Erhabor Emokpae

Struggle Between Life and Death

Emokpae Struggle Between Life And Death  Collection Afolabi Kofo Abayomi 1500
  • Erhabor Emokpae
  • Struggle Between Life and Death
  • 1963
  • Oil on board
  • 61 x 122 cm
  • Private Collection. Photo: Anthony Nsofor. Courtesy Chika Okeke-Agulu

Unpopular among Nigeria’s conservative population, Erhabor Emokpae created artwork that was large in scale, experimental in coloration, and rooted in his training as a graphic designer. Working in a newly independent Nigeria, he scandalized the Lagos art scene with this symmetrical modernist composition of bold geometric shapes. Struggle Between Life and Death (1963) presents both light and dark elements of varied hues in a simple duotone image. The textured shades of white play off the gradations of black at the edges where they meet, interrupting the crisp borders between forms. Although Emokpae impressed both hands on the painting, a gesture that might indicate his authorship, this work seems more concerned with notions of division or opposition. The opposite of complementarity, the boundaries between forms signify tension.

As he has declared, “I see life and death in a dialogue between the womb and the tomb. They are parentheses within which we love and hate, laugh and cry, grow and decay. This duality appears in varying dimensions throughout the complex pattern of creation and has been very largely the determining factor in the visual interpretation of my experiences.”

In this painting, Emokpae conveys duality not only through the binary palette and mirrored shapes, but also through his use of rigid, regular geometry interrupted by the biomorphic shapes and organic lines of his handprints – the precision and universality of mathematics versus the unique, imperfect mark of an individual.

Joseph Underwood

Biography of Erhabor Emokpae

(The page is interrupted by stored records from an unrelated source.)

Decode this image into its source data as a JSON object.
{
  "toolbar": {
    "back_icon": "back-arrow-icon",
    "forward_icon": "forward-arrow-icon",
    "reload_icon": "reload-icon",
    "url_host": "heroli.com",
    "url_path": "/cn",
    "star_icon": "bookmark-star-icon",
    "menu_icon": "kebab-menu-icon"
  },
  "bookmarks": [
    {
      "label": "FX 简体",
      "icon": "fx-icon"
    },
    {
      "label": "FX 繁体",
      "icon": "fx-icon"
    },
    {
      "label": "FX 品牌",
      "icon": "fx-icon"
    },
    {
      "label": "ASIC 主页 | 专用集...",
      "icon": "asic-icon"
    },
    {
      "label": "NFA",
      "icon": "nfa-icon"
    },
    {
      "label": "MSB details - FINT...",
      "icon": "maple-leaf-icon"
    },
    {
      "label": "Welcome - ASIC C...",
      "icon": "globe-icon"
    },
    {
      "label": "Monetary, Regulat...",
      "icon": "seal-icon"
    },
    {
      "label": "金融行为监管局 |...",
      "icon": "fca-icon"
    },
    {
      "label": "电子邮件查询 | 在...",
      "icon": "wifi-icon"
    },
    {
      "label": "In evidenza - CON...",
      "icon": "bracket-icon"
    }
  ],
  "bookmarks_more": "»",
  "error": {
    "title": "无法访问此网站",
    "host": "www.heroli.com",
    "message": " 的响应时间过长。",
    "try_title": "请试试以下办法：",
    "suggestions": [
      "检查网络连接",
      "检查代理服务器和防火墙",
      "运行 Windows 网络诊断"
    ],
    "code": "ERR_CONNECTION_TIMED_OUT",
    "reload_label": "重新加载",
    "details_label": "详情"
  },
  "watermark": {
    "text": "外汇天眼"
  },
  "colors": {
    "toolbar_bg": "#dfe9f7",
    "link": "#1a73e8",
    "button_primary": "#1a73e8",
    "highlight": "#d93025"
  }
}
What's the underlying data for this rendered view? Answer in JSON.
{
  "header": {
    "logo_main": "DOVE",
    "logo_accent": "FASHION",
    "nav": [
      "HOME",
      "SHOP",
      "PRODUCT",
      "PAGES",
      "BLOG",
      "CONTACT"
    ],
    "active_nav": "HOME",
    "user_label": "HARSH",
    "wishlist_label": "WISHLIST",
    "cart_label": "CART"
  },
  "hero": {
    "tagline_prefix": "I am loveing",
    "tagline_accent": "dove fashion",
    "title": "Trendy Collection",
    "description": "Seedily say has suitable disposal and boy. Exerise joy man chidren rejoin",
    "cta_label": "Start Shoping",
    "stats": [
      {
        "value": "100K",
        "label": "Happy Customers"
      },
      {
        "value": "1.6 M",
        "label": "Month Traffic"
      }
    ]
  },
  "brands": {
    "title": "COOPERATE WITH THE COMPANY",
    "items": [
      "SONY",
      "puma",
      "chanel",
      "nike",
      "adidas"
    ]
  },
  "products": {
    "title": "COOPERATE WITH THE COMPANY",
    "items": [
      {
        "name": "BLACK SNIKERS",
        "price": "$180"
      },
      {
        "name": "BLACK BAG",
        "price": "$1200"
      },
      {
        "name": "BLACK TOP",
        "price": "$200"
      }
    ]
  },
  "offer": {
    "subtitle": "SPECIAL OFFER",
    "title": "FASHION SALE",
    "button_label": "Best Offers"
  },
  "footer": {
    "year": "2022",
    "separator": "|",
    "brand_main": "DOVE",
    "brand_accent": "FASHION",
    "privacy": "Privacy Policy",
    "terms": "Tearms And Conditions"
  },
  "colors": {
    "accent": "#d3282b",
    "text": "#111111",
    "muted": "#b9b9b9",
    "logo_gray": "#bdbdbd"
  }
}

  • Born 1934 in Benin City, Nigeria
  • Died 1984 in Lagos State, Nigeria
Erhabor Emokpae began working in a romantic and ethnographic figurative style, and later in abstraction. He is known for his paintings featuring legendary individuals in African history and for his lifelong artistic focus on the theme of dualism. His earliest artistic influences date back to his childhood, especially the Benin guild of carvers. In 1951 he moved to Lagos and attended the Yaba Technical Institute. He also studied privately with a graphic artist and became a commercial artist for the Federal Ministry of Information in 1953. Following Nigeria’s independence (1960), Emokpae gained recognition in the emerging modern Nigerian art scene. His contributions to cultural policy and his efforts to redefine public perception of contemporary modern Nigerian art began when he helped organize the Eastern Nigeria Festival of Arts (1956–59). During the 1960s and ’70s, Emokpae served as secretary for the newly founded Society of Nigerian Artists and the Lagos Arts Council. After working as a graphic artist for the advertising agency Lintas, he finally decided to become a professional painter and muralist. Some of his most acclaimed works are for the 1977 Festival of Arts and Culture (FESTAC) and the National Arts Theatre building, Lagos.